We started our section to Pagosa Springs by walking back toward the Continental Divide trail up through a canyon on the Silver Creek Trail. This was where we entered the San Juan Mountains. We were headed back up into the mountains. Three moose were nice enough to great us on the way back. A big bull moose, a mom, and a baby just stood in a meadow and watched us pass.

Hiking the CDT toward Pagosa Springs, Colorado. Georgie Strawbridge

It continued to be a wildlife wonderland. We saw deer, moose and elk everywhere. On our third day we walked all morning and stopped for lunch by a creek. Dad and I went fishing for almost the whole lunch.

Fishing success during lunch. Georgie Strawbridge

The creek would run straight down hill and then drop into big wide curves. The fish were often sitting in the pools below the drops waiting for food to come to them. But the bigger fish I saw were sitting in the fast water. I could not convince any of those to take the flies, but they were probably a foot long.

Fishing success during lunch. Georgie Strawbridge

The next day we dropped down into the mining town of Creede. We left the trail to do the Creede cutoff down through the valley instead of a loop through the San Juans to the west. The town had been there since the gold rush. They had ponds for hockey in winter. Their fire department was cut into the rock inside an old mine. Many of the old buildings made me feel like I was walking through the Old West.

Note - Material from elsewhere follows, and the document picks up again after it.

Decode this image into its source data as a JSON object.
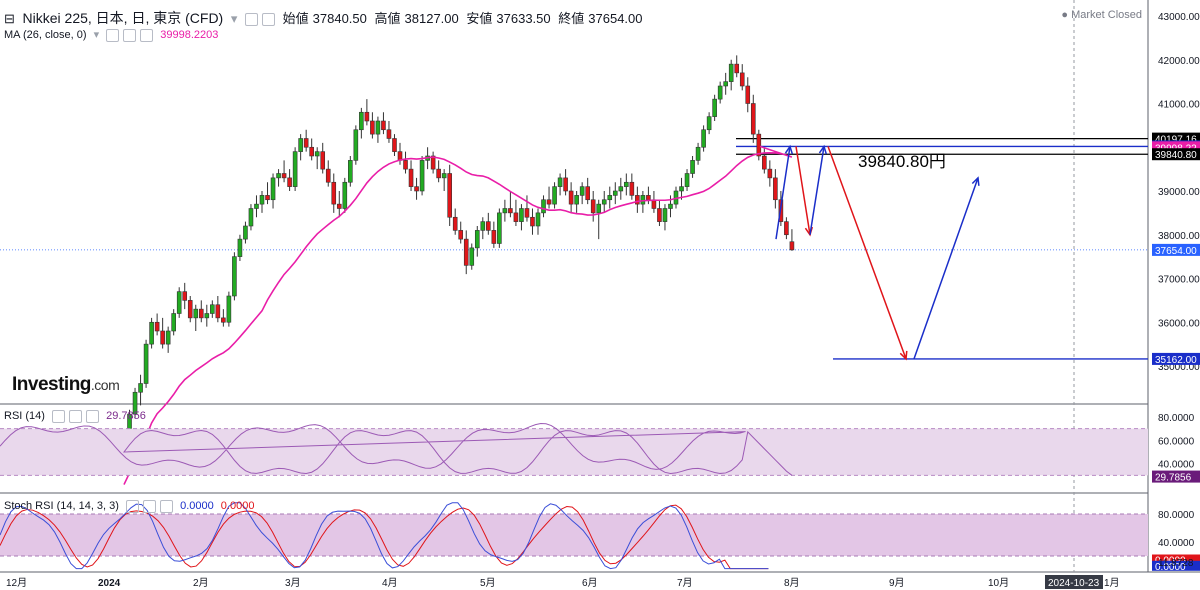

Old buildings in Creede. Georgie Strawbridge

We had so much fun walking through Brown’s Canyon on an old railroad track, that when we spotted another abandoned railroad track leaving the town of Creede, we decided that we would walk it. This one ran beside the Rio Grande. It turned out to be far less interesting than the previous one.

On this river the tracks were older. We could tell because the old train trestles were rotten. They were even a little frightening to cross, because some of them were soft under our feet when we were out over the middle of the river. 

One foot in front of the other on railroad ties. Georgie Strawbridge

We ate lunch the next day at a nice pizza place as we passed the town of South Fork, and finished our walking day at around 4 p.m., but it took us a long time to catch a hitch into town.

When we finally got there, we met one of my dad’s old snowboarding friends at the hot springs. The hot springs in Pagosa Springs are said to be some of the deepest hot springs in the world. I liked to sit in the ones down by the river and stay in them as long as I could and then jump into the cold river. It felt like icicles all over my skin.

Fall in the Rockies. Georgie Strawbridge

We took a zero day there and spent the day playing putt-putt golf with dad’s friend Doug and his family. Doug and his son Liam decided they wanted to try to walk with us to Mexico through all of New Mexico.

Until next time,


COVID-19 note: The Strawbridge family anxiously watched as the coronavirus issue threatened their plans to do the CDT this year. After careful consideration the family made the decision to drive to Montana to start the trip to avoid any possible exposure on airplanes. None of the family members exhibited symptoms during the journey.